Responding to its 2017 consultation on pension scams, the government said it intended to limit the statutory right to transfer pension savings to certain types of pension schemes: those operated by Financial Conduct Authority (FCA) authorised companies; authorised master trust schemes; and where a genuine employment link to a receiving occupational pension scheme can be evidenced. The government had been awaiting the roll-out of the master trust authorisation regime before legislating in this area.

Pension disputes expert Ben Fairhead of Pinsent Masons said that the changes "have been anticipated for some time", and warned that scammers' tactics were already evolving to take account of the anticipated changes. In addition, further consultation was likely to be required to establish what would count as a 'genuine employment link' for the purposes of the new regulations.

"There are now increasing concerns around certain transfers into personal pension schemes, as reflected in the Code of Good Practice," he said.
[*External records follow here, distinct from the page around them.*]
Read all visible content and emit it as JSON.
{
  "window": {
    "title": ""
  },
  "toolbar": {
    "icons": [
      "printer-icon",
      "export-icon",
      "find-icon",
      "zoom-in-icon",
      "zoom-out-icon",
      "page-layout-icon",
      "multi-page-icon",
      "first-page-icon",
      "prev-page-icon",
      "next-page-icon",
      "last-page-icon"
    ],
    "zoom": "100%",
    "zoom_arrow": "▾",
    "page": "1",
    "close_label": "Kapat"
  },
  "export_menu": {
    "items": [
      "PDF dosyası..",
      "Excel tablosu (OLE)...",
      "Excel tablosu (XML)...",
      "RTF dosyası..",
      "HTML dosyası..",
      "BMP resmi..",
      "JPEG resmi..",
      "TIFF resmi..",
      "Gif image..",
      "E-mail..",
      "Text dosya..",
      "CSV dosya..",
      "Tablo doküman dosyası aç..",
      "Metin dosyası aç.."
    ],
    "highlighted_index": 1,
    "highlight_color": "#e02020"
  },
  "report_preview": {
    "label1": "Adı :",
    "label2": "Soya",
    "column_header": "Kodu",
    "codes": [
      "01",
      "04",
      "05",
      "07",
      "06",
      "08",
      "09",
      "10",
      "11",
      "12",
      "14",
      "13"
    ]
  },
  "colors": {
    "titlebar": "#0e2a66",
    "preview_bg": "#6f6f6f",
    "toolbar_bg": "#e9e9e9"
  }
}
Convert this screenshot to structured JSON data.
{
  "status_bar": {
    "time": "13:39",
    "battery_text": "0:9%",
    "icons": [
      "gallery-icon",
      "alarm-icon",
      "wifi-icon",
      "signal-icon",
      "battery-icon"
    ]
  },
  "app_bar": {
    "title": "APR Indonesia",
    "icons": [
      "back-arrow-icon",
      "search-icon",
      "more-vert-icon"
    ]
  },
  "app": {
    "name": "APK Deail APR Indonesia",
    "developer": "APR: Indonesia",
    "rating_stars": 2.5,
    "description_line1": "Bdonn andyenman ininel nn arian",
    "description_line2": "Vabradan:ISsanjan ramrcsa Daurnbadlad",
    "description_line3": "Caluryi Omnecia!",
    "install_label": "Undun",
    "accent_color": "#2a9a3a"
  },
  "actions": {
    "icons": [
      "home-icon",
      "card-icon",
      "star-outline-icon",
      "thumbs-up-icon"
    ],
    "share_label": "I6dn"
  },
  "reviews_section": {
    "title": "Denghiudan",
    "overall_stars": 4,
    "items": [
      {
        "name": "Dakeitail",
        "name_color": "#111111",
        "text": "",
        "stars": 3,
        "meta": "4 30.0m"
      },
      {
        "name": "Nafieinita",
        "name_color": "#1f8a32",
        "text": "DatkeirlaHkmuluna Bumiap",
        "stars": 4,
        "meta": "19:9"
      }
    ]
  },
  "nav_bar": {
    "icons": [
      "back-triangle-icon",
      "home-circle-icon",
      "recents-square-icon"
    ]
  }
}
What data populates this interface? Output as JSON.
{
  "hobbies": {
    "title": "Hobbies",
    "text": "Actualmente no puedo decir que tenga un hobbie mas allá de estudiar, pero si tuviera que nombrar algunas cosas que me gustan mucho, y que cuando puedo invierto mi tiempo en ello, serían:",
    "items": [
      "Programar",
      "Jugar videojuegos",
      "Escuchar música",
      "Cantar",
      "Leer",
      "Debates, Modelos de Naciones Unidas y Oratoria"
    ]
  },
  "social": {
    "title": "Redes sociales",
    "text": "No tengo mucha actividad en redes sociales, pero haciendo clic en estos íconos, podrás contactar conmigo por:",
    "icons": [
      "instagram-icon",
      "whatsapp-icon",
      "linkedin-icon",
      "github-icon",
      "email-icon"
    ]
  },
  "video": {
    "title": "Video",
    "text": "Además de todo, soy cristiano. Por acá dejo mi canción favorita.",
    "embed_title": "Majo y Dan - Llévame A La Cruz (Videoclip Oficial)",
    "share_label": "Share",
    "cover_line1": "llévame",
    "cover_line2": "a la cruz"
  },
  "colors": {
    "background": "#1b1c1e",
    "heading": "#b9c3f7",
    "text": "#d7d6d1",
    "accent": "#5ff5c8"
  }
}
"The change to the law proposed by the government over two years ago would simply result in the statutory right being automatically established if a transfer is being made to a personal pension scheme operated by an FCA authorised firm. This could be addressed by giving trustees a general discretion to decide whether to allow a transfer, yet that is seen by some as controversial. Without a doubt though, the current state of the law is unsatisfactory, so change of some description is certainly needed and long overdue," he said.